ISLAMABAD: The Foreign Office believes that Pakistan’s participation in the Saudi-led 39-nation military alliance will not compromise its long-standing policy of neutrality in Middle Eastern affairs as the alliance is being built to fight terrorism.
“You are talking about two different things. The basic purpose of this force is (to) counter terrorism,” FO spokesman Nafees Zakaria said at his weekly briefing when asked if Islamabad had given up the policy of neutrality in the Middle East by joining the alliance.
However, he noted that the “terms of reference” guiding activities of the alliance were yet to be finalised.
One of the main objections to Pakistan’s involvement with the alliance pertains to the lack of clarity about the terms for the force’s employment and engagement.
‘Terms of reference’ guiding activities of Saudi-led alliance are yet to be finalised: spokesman
Clarifying ambiguity created by the government’s continuous vacillation in public on the question of whether or not Pakistan was part of the Saudi-led alliance formed in Dec 2015, the spokesman said: “We are already part of it.”
The government has recently allowed former army chief retired Gen Raheel Sharif to lead the alliance’s military force, which is yet to be formed, as its commander.
Mr Zakaria refused to comment on the development. “I have seen the statement made by the minister of defence. I don’t think after what has been said by him and the things which have been discussed in the parliament, I have anything to add,” he said.
Asked about Pakistan’s participation in the regional meeting for peace in Afghanistan, to be hosted by Russia on April 14, the spokesman said it was in “accordance with our policy of constructive engagement at all forums relating to Afghan peace”.
He, however, noted that the quadrilateral process involving the US, Pakistan, China and Afghanistan remained “an effective forum”.
It has been almost a year that the Quadrilateral Coordination Group members have not met following the killing of Taliban chief Mullah Akhtar Mansour in a drone attack in Pakistan.
Mr Zakaria also emphasised the importance of bilateral contacts between Pakistan and Afghanistan and referred to the recent meeting in London that helped ease the impasse in ties over terrorist sanctuaries and subsequent reopening of border crossings.
“The London meeting between the adviser (to the prime minister on foreign affairs) and Afghan National Security Adviser Hanif Atmer underscored the importance of a bilateral cooperation mechanism to address counterterrorism and border management issues in an amicable manner,” he said.
In reply to a question about the fencing of the border with Afghanistan, the spokesman said: “We need to take necessary measures to check terrorism as it is affecting people of both countries.
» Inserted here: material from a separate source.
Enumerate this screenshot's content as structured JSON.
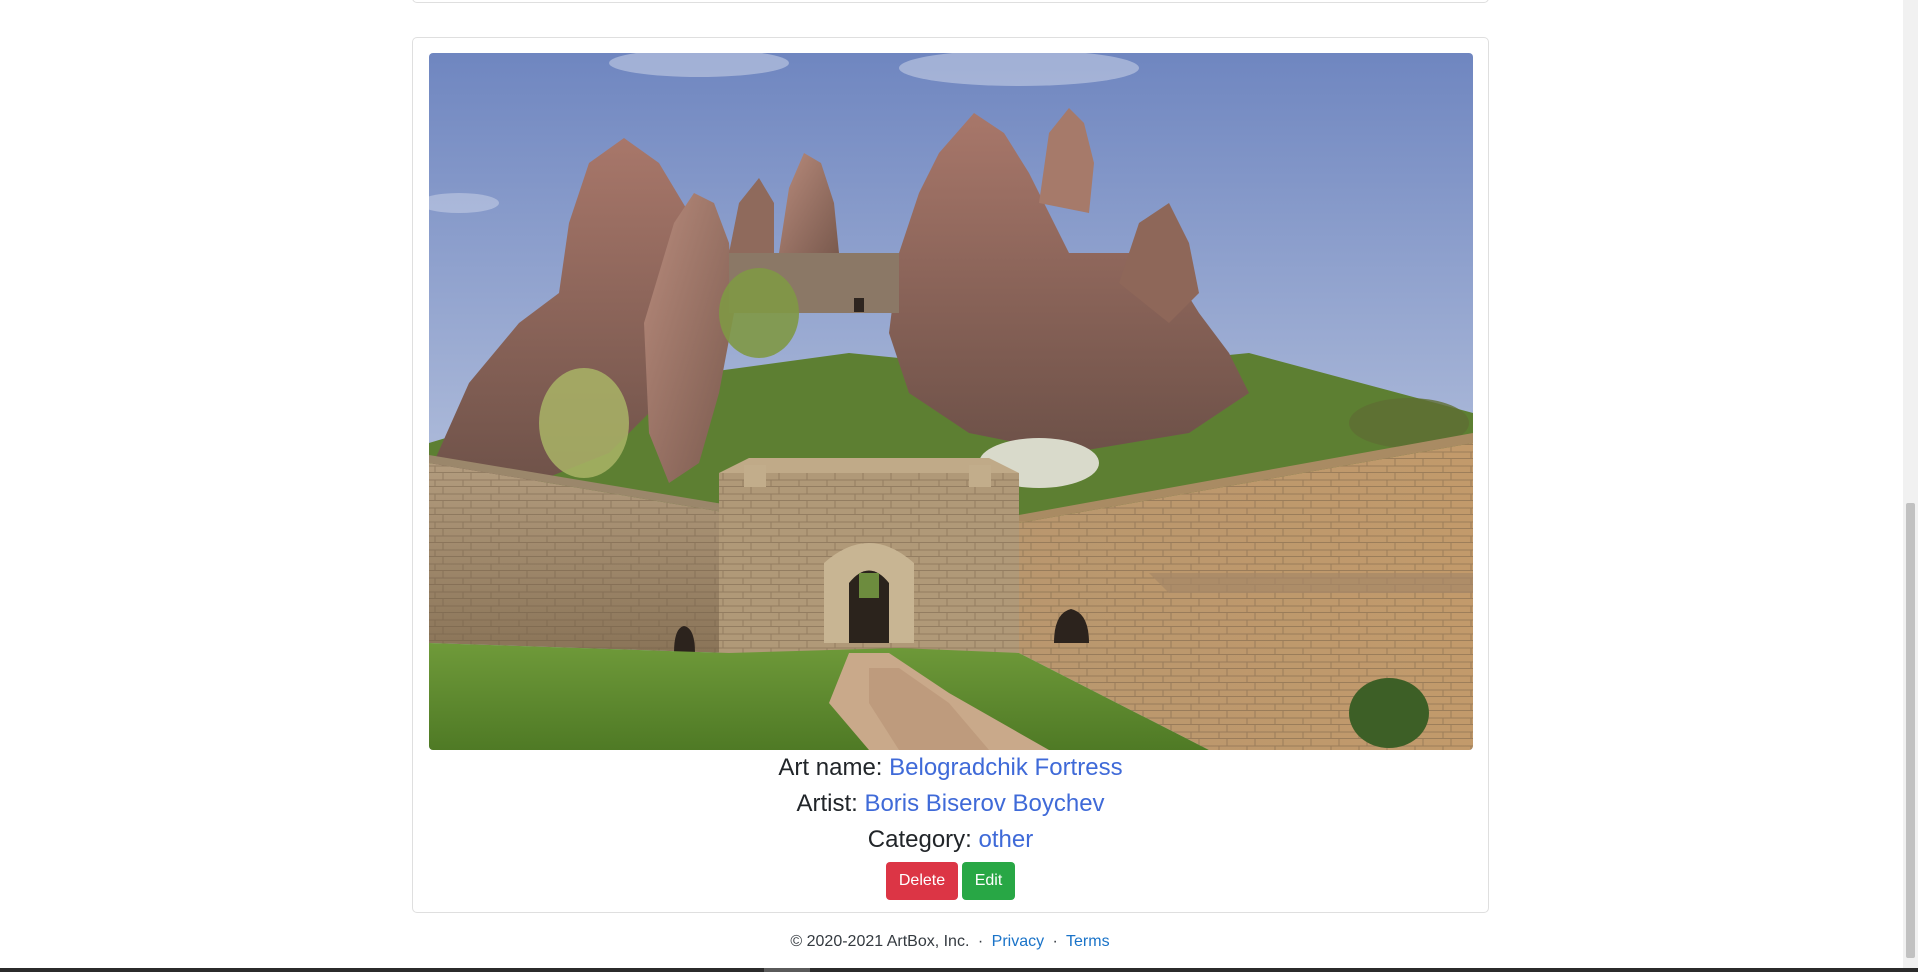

For this to happen, effective border control management is imperative.”
The army had announced last week that it had started partially fencing the border with Afghanistan, particularly areas vulnerable to cross-border attacks from terrorist sanctuaries on Afghan soil. The decision to fence the border had been taken at a national security meeting chaired by the prime minister earlier this month.
The spokesman said Pakistan expected that the Indian government would ensure protection of Jinnah House — a property owned by Quaid-i-Azam Mohammad Ali Jinnah.
A Bharatiya Janata Party legislator, Mangal Prabhat Lodha, last week demanded that the building constructed on 2.5 acres of land in Mumbai be demolished and replaced with a cultural centre.
“Pakistan has repeatedly expressed its desire to take possession of the property. The government of India should respect the ownership rights of the government of Pakistan in this regard.
“On various occasions, the Indian government has promised to hand over the property to the government of Pakistan but has not fulfilled their commitment yet,” Mr Zakaria said.